France - Alsace
Alsace in the north east of France is adjacent to Germany and has two possible natural borders from it – the Rhine river and Vosges mountains. The vineyards stretch over 170km north to south from Marlenheim to Thann – making up a magnificent ‘wine route’ that celebrated its 60th anniversary in 2013.
Alsace is the only French wine region allowed to label its wines based on grape variety. With the greatest examples being Riesling and Gewuztraminer, it makes German wines in a French way: dryer, with more alcohol and, importantly, designed to be matched with the fine cuisine of the region.
Vine growing is determined by two main factors, the Vosges mountains in the west and the Rhine river in the east. The vineyards are concentrated in a narrow strip, running in a roughly north–south direction, on the lower eastern slopes of the Vosges, at altitudes of 175–420 m. Those altitudes provide a good balance between temperature, drainage and sun exposure under Alsace’s growing conditions. While the slope down the Vosges is generally east-facing, many of the best sites are south-west to south-east facing, and benefit from extra sun exposure.

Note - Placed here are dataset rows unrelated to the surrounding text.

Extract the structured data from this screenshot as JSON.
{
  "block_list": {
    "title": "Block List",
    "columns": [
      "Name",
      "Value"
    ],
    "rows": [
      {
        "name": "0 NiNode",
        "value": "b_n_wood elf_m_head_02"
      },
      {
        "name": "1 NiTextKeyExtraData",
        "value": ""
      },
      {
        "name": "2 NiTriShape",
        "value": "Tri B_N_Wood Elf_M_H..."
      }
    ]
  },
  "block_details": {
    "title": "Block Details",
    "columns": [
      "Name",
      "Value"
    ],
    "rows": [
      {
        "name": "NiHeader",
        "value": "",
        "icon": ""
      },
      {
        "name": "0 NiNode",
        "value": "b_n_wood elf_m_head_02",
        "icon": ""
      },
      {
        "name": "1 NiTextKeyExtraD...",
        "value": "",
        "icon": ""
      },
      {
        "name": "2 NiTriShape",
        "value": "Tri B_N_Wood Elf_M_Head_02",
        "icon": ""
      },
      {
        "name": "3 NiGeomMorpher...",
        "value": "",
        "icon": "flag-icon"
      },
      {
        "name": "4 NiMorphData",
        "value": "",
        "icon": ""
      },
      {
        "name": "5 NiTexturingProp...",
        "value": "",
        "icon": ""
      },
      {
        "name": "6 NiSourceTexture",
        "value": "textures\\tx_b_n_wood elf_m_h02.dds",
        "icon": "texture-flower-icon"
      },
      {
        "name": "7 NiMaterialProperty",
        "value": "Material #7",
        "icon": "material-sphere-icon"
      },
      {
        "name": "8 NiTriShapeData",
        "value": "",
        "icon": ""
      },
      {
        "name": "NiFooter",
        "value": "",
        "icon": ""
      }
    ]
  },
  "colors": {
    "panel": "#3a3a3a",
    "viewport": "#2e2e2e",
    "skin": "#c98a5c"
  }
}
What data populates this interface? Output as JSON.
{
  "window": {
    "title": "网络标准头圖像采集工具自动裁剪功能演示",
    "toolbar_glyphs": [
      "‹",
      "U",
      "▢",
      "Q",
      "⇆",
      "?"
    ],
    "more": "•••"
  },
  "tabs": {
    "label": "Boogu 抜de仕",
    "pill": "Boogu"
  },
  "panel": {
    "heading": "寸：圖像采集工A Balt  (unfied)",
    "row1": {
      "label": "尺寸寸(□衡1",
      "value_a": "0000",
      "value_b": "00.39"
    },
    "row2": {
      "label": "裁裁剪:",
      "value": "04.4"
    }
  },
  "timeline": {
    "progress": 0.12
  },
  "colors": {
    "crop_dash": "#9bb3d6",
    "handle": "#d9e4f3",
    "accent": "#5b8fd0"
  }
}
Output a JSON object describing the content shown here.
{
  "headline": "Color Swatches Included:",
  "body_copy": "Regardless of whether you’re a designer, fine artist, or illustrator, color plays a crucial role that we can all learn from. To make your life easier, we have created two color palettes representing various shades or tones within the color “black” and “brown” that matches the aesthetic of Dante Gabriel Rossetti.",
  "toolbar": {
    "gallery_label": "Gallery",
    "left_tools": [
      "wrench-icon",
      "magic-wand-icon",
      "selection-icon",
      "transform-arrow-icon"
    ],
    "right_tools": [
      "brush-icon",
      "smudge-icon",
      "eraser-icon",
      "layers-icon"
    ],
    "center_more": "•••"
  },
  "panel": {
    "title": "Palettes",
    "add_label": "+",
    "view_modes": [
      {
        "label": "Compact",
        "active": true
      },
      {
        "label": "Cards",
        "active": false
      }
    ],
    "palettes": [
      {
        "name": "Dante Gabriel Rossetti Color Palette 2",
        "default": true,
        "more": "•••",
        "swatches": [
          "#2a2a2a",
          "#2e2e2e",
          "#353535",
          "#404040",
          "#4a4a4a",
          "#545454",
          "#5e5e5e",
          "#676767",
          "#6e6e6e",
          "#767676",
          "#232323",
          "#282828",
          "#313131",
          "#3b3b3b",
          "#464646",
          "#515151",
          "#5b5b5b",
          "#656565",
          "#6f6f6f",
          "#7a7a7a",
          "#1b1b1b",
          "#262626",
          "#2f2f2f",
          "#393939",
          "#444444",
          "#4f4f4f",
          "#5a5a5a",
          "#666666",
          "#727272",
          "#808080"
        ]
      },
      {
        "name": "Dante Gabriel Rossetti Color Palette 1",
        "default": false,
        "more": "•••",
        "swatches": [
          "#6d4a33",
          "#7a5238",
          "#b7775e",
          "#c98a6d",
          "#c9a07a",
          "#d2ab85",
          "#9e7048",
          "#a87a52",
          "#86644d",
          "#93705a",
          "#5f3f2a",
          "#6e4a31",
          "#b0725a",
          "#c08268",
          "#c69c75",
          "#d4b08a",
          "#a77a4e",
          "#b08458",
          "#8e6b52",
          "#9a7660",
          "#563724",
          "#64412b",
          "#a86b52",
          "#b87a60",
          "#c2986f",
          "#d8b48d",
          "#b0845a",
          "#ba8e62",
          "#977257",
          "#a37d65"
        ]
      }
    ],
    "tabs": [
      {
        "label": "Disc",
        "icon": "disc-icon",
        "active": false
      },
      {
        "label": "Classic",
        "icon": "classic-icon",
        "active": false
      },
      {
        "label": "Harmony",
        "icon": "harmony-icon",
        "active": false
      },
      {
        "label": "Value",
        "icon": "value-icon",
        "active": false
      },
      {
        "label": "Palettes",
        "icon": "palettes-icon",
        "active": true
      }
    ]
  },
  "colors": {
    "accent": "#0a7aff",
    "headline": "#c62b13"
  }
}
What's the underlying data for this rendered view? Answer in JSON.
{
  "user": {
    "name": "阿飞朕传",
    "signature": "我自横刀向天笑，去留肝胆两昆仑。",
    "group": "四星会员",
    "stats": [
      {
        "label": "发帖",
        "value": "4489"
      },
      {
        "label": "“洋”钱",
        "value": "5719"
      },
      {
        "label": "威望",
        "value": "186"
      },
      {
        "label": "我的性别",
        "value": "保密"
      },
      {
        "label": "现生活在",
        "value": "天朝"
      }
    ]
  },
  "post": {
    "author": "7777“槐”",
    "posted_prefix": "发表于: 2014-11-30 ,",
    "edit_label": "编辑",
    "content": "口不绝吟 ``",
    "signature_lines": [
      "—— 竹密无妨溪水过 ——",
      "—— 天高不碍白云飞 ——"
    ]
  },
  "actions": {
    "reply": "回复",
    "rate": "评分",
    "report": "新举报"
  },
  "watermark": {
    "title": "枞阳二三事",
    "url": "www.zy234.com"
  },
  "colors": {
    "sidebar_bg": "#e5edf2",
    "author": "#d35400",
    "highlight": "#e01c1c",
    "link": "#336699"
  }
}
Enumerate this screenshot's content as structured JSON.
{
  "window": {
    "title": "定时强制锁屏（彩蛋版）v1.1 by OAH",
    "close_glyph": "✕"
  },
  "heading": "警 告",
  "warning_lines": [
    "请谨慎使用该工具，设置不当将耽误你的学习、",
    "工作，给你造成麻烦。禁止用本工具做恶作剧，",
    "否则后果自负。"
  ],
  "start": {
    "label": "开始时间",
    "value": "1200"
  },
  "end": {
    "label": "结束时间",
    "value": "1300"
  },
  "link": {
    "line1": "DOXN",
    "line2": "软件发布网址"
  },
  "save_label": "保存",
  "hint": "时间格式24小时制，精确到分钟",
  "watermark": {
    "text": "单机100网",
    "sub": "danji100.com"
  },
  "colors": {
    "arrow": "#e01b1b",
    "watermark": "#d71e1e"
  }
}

Because of predominantly westerly winds, the Vosges mountains tend to shelter Alsace from rain and maritime influence, and the region is therefore rather dry and sunny – the driest wine growing region in France despite its northern latitude.